Then we have the Palatino Linotype, Book Antiqua and Palatino. Those are also combinations of fonts that exist either on Microsoft or on Macintosh or Apple devices. Then you have a larger variety of Sans-serif fonts like Arial and Helvetica.
Arial and Helvetica Alert
Arial and Helvetica are very similar to Georgia and Times New Roman. Arial is the PC version and Helvetica is the Macintosh version. Now, there’s a gotcha here for web designers especially in the case of Arial and Helvetica and that is Helvetica is quite a bit wider font.

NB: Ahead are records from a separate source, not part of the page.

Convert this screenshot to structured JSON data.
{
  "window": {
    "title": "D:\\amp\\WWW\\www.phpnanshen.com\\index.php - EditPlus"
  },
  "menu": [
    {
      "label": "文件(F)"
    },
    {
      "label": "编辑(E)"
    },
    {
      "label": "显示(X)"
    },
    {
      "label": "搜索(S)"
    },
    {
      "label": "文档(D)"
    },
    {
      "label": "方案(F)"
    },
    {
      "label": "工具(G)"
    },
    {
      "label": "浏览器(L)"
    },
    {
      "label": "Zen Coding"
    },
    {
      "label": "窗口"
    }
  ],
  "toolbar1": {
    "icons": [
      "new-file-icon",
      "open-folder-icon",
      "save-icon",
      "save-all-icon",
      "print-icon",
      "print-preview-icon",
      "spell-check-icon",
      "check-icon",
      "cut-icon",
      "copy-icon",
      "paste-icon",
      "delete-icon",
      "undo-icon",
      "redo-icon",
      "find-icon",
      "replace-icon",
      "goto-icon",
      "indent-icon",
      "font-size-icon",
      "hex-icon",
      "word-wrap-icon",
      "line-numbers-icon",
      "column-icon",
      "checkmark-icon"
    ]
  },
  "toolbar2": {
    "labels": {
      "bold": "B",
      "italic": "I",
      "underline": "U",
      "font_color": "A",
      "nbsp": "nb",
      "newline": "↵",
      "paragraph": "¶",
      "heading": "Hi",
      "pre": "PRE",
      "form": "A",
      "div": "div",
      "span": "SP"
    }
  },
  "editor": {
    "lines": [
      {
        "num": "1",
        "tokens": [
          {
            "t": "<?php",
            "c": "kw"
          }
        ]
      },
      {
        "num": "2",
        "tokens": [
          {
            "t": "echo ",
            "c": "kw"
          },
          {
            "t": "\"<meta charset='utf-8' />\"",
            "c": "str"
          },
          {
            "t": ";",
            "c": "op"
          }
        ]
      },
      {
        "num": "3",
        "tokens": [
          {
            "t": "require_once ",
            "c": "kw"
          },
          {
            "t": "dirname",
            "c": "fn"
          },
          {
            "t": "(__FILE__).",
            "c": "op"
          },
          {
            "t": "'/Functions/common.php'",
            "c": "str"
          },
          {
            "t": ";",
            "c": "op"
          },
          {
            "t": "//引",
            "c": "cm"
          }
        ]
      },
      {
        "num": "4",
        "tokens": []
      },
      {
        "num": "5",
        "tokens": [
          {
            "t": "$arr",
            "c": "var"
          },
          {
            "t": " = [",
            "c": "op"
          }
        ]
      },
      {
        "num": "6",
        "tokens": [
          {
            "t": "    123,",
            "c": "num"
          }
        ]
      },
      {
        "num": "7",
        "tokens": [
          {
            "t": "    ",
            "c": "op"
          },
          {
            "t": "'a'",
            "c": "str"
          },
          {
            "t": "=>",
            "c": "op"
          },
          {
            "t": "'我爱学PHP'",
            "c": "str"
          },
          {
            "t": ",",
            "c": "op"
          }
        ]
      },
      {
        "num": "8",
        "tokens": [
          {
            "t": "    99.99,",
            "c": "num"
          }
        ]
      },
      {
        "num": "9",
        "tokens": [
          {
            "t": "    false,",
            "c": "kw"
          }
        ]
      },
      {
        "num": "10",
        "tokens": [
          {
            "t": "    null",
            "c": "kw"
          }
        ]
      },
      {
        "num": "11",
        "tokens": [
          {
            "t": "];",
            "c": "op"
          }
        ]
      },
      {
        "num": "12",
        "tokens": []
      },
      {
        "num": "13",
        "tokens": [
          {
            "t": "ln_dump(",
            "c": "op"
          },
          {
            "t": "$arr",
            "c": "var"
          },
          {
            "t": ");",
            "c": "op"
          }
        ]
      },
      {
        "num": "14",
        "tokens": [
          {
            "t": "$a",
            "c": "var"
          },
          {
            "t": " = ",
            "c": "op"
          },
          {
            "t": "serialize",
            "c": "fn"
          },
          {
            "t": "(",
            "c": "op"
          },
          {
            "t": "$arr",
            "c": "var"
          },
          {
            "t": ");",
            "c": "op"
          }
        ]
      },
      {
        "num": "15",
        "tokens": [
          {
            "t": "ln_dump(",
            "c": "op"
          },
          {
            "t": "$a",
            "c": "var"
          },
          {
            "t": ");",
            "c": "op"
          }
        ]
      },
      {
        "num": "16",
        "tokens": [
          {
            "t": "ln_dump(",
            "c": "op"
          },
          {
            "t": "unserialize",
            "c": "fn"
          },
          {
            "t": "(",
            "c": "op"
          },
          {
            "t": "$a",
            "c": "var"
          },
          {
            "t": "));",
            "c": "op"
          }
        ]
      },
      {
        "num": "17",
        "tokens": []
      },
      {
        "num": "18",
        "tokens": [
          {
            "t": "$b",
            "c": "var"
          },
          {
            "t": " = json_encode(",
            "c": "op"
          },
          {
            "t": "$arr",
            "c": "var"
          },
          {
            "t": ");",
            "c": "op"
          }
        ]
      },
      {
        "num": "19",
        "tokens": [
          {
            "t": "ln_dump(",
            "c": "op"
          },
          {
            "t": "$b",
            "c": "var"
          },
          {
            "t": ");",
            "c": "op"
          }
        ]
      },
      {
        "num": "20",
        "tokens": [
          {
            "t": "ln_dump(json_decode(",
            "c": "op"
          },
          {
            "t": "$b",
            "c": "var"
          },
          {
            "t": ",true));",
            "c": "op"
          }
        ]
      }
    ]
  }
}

The difference is often noticed in menus where you’re trying to make your menu just the right width.
So when you’re working on a PC and you’re using Arial if you are too close to the gnat’s eyebrow on space, the Helvetica font will make the menu break or one menu item drop to a lower line on a Macintosh. Helvetica is simply a larger font, a wider font which means that less letters can fit on a line. However, generally Arial and Helvetica are usually on the same font stack or the same font declaration.
Then you have Arial Black for Microsoft and Gadget for Apple and Impact for Microsoft and Charcoal for Apple. Then you have others, Tahoma and Geneva and Verdena and Geneva and Trebuchet MS and Helvetica, these are all Sans-serif fonts that, if you wish to use them, you can expect to exist on somebody’s device.
Since not every computer in the world has Arial, we use a system called Font Stacks and in a Font Stack what you do is you declare a series of fonts or font families.
This is an excellent example of an Arial, Helvetica font family font stack where you’d specify Arial. If the computer doesn’t have Arial, it’ll look for Helvetica, if it can’t find Helvetica then it will use Sans-serif.
A similar kind of thing happens here with Georgia, usually of Georgia, Times New Roman, Times and Serif. If it falls back to Serif, it just uses whatever the browser has set aside for its default Serif and its default Sans-serif.
There’s one other default for that and that is Cursive. So in terms of the sort of default fonts, you’ve got Serif, Sans-serif and Cursive. There is an excellent resource called cssfontstack.com that has a whole group of excellent font stacks.
Not all of these font stacks actually are web safe. For example, this Brush Script is not likely to be web safe and neither is Papyrus. Let’s take a look at, for example, Impact. If you look at Impact the font family is Impact, Haettenschweiler, Franklin Gothic Bold, Charcoal, Helvetica Inserat so on and so forth.
You can use this as a good resource for where to get a good font stack. For example, Helvetica New, Helvetica Arial and Sans-serif. This is a very useful resource. If for example, you want to use Calibre and you are wondering what else should be used with it in order to create the right font stack, this is the place to check that out.
Next up we’ll be talking about a whole series of CSS font properties.